Friends of Strays Animals Shelter is strongly opposed to declawing cats for the convenience of their owners or to prevent damage to household property and consider it a form of mutilation. The only circumstance the procedure should be considered is when it is necessary for medical purposes, such as the removal of cancerous nail bed tumors, (or in which all behavioral and environmental alternatives have been fully explored, have proven to be ineffective, and the cat is at grave risk of euthanasia.)
Why do Cats Scratch?
- Exercise: Scratching helps strengthen your kitty’s front legs, back and shoulders. It’s one way for cats to stretch and maintain strong muscles throughout their life. Kind of like kitty yoga.
- Conditioning the Nail: Your cats claws shed off layers every so often. Scratching is their way of removing the outer layer of the claw to reveal the fresh layer underneath.
- Scent Marking: Cats leave their own unique scent markers with the glands in their paw pads when scratching. This is how they claim their territory and/or favorite scratching post.
- Stress Relief: Cats use scratching as a means of expressing themselves. It can be an emotional release for when they are happy, anxious, frustrated, or excited.
- Self Defense: Claws are a cats main defense mechanism. If for any reason your cat were to end up in the outside world, they would need their claws for survival.
What is Declawing?
Declawing is the amputation of the last bone on each toe. The surgery includes the risk of anesthesia, excessive bleeding, and post-operative complications such as pain, infection, lameness, or back pain.
Side effects of declawing
Declawing changes the way your cat’s feet hit the ground when they walk or run. This can cause pain in the foot, and since the cat must learn to walk and move differently it can cause back pain, joint stiffness, and arthritis later on. There is also the chance of infection, or claw regrowth if the surgery isn’t done correctly.

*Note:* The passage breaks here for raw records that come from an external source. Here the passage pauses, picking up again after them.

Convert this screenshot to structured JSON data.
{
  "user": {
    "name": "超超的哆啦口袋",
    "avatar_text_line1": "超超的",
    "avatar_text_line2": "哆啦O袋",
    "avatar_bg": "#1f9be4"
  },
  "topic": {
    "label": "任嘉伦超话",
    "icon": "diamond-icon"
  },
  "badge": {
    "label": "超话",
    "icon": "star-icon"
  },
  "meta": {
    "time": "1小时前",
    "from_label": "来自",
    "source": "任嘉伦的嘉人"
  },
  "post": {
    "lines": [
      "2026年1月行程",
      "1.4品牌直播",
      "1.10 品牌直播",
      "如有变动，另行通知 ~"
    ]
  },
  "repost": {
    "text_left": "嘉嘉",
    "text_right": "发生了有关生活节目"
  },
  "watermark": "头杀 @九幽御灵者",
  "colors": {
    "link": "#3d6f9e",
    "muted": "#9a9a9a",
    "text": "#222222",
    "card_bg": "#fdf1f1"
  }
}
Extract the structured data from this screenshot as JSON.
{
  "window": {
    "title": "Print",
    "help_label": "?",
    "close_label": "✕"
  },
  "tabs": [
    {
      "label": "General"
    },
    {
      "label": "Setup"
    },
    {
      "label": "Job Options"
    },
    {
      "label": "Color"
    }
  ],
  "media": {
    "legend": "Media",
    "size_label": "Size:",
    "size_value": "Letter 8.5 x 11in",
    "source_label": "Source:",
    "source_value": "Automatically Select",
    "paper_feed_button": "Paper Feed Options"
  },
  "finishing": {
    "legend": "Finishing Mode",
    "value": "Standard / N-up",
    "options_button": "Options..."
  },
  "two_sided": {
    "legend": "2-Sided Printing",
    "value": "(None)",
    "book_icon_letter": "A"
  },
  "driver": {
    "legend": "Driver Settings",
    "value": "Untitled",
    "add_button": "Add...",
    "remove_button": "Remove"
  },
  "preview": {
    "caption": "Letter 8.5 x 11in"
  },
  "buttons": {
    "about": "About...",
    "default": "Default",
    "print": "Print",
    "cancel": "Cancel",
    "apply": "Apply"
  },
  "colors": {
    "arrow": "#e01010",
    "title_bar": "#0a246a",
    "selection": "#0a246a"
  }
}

Behavioral and Psychological Effects:
- Losing their primary defense, and now in pain, many declawed cats begin biting.
- Litter box aversion is also a potential result of declawing. Since digging around in the litter box may be difficult for painful paws, it can cause the cat to eliminate elsewhere.
- Declawed cats exhibiting unwanted behaviors are frequently surrendered to shelters.

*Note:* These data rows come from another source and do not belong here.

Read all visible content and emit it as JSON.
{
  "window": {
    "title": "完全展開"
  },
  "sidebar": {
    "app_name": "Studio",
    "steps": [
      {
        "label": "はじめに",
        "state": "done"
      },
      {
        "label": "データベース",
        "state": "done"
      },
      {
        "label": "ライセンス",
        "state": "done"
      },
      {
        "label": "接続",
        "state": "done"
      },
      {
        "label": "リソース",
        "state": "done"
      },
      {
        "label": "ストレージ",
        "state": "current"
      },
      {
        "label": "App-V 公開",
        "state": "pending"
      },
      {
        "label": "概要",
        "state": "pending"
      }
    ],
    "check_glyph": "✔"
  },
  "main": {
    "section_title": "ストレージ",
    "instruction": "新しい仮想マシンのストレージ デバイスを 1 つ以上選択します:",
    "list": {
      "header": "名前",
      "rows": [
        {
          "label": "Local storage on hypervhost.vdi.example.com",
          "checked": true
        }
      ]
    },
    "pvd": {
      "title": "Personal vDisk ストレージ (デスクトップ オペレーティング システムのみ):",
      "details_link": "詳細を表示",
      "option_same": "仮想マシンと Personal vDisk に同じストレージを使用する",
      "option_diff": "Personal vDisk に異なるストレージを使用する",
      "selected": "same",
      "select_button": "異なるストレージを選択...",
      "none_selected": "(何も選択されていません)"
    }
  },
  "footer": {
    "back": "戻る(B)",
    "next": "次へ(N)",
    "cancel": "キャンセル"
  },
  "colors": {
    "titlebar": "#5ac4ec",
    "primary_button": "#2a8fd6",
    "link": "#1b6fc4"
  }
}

What can you do to prevent unwanted scratching?
- Get scratching posts, and try more than one.
- There are cardboard, carpet, sisal rope, and wood. Some are vertical, some are horizontal. Experiment to discover which kind your cat prefers.

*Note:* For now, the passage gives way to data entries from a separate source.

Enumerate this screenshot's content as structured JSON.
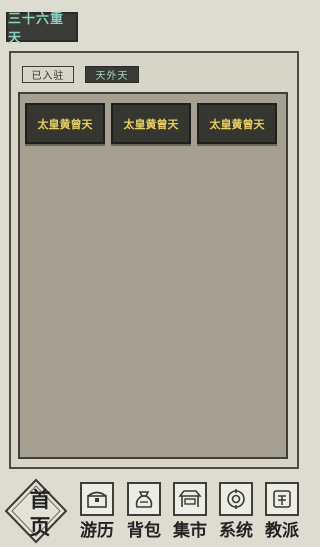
{
  "header": {
    "title": "三十六重天"
  },
  "filters": [
    {
      "label": "已入驻"
    },
    {
      "label": "天外天"
    }
  ],
  "cards": [
    {
      "label": "太皇黄曾天"
    },
    {
      "label": "太皇黄曾天"
    },
    {
      "label": "太皇黄曾天"
    }
  ],
  "nav": {
    "home_top": "首",
    "home_bottom": "页",
    "items": [
      {
        "label": "游历",
        "icon": "chest-icon"
      },
      {
        "label": "背包",
        "icon": "bag-icon"
      },
      {
        "label": "集市",
        "icon": "stall-icon"
      },
      {
        "label": "系统",
        "icon": "settings-icon"
      },
      {
        "label": "教派",
        "icon": "sect-icon"
      }
    ]
  }
}
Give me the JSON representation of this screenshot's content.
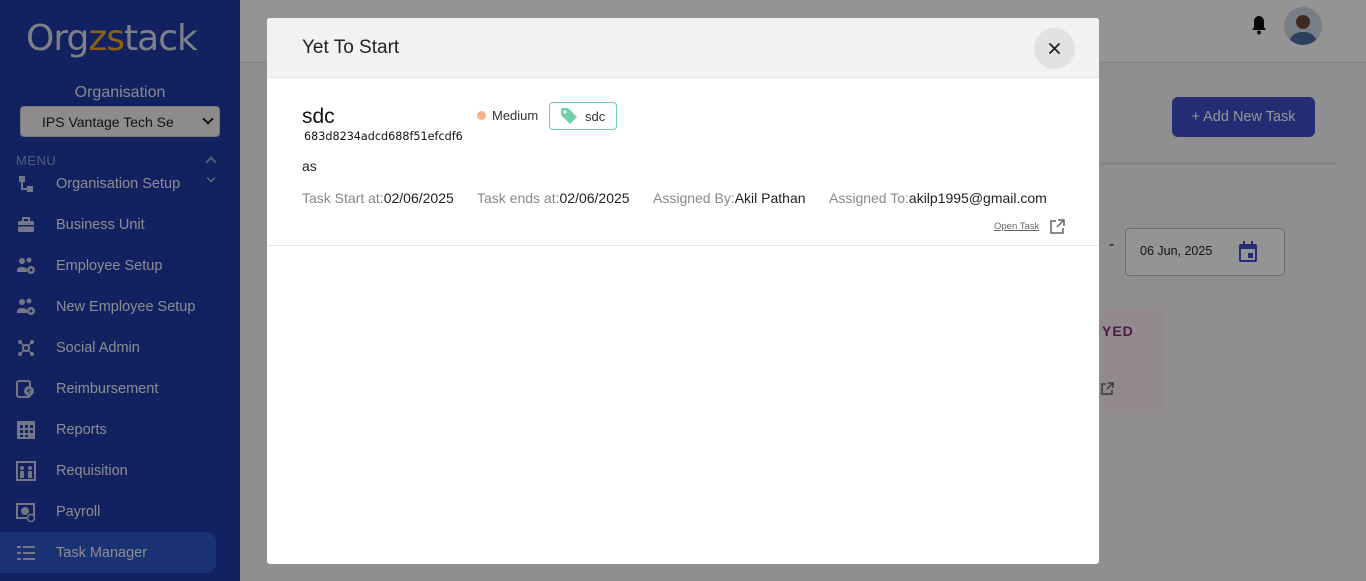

- Place catnip on the scratching post to promote interaction.
- Play with your cat on the post to encourage scratching on it.
- When he does scratch on the post, reward with treats and praise.
- Keep your cats nails trimmed every 2-3 weeks.
- Purchase artificial nail caps – Soft Paws, which are plastic caps that cover your cats natural nail and last about 4-6 weeks.
- Place double-sided tape or aluminum foil on furniture you wish your cat would stop scratching.